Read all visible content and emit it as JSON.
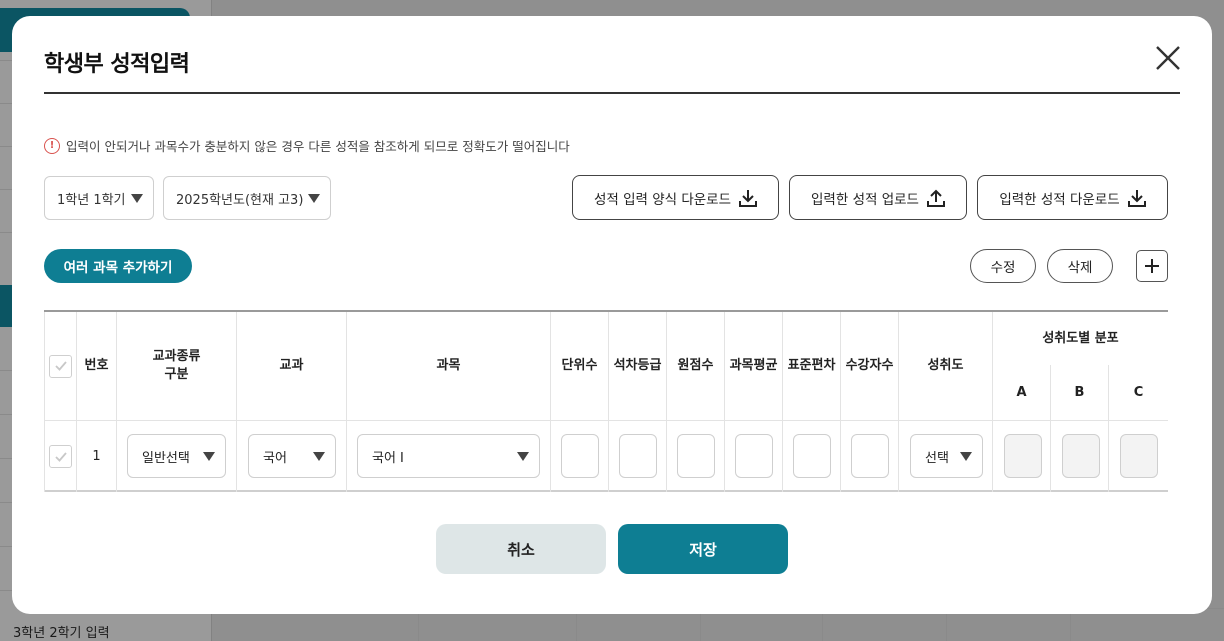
{
  "background": {
    "bottom_text": "3학년 2학기 입력"
  },
  "modal": {
    "title": "학생부 성적입력",
    "notice": "입력이 안되거나 과목수가 충분하지 않은 경우 다른 성적을 참조하게 되므로 정확도가 떨어집니다",
    "semester_select": "1학년 1학기",
    "year_select": "2025학년도(현재 고3)",
    "buttons": {
      "download_form": "성적 입력 양식 다운로드",
      "upload_scores": "입력한 성적 업로드",
      "download_scores": "입력한 성적 다운로드",
      "add_subjects": "여러 과목 추가하기",
      "edit": "수정",
      "delete": "삭제",
      "cancel": "취소",
      "save": "저장"
    },
    "table": {
      "headers": {
        "number": "번호",
        "subject_type": "교과종류\n구분",
        "course": "교과",
        "subject": "과목",
        "units": "단위수",
        "rank_grade": "석차등급",
        "raw_score": "원점수",
        "subject_avg": "과목평균",
        "std_dev": "표준편차",
        "students": "수강자수",
        "achievement": "성취도",
        "distribution": "성취도별 분포",
        "dist_a": "A",
        "dist_b": "B",
        "dist_c": "C"
      },
      "rows": [
        {
          "number": "1",
          "subject_type": "일반선택",
          "course": "국어",
          "subject": "국어 I",
          "achievement": "선택"
        }
      ]
    }
  },
  "colors": {
    "primary": "#0e7e93",
    "cancel_bg": "#dee6e7",
    "warning": "#d9534f"
  }
}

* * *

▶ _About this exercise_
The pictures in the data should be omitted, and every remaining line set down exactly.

▶ _Result of this exercise_
Read all visible content and emit it as JSON.
{
  "background": {
    "bottom_text": "3학년 2학기 입력"
  },
  "modal": {
    "title": "학생부 성적입력",
    "notice": "입력이 안되거나 과목수가 충분하지 않은 경우 다른 성적을 참조하게 되므로 정확도가 떨어집니다",
    "semester_select": "1학년 1학기",
    "year_select": "2025학년도(현재 고3)",
    "buttons": {
      "download_form": "성적 입력 양식 다운로드",
      "upload_scores": "입력한 성적 업로드",
      "download_scores": "입력한 성적 다운로드",
      "add_subjects": "여러 과목 추가하기",
      "edit": "수정",
      "delete": "삭제",
      "cancel": "취소",
      "save": "저장"
    },
    "table": {
      "headers": {
        "number": "번호",
        "subject_type": "교과종류\n구분",
        "course": "교과",
        "subject": "과목",
        "units": "단위수",
        "rank_grade": "석차등급",
        "raw_score": "원점수",
        "subject_avg": "과목평균",
        "std_dev": "표준편차",
        "students": "수강자수",
        "achievement": "성취도",
        "distribution": "성취도별 분포",
        "dist_a": "A",
        "dist_b": "B",
        "dist_c": "C"
      },
      "rows": [
        {
          "number": "1",
          "subject_type": "일반선택",
          "course": "국어",
          "subject": "국어 I",
          "achievement": "선택"
        }
      ]
    }
  },
  "colors": {
    "primary": "#0e7e93",
    "cancel_bg": "#dee6e7",
    "warning": "#d9534f"
  }
}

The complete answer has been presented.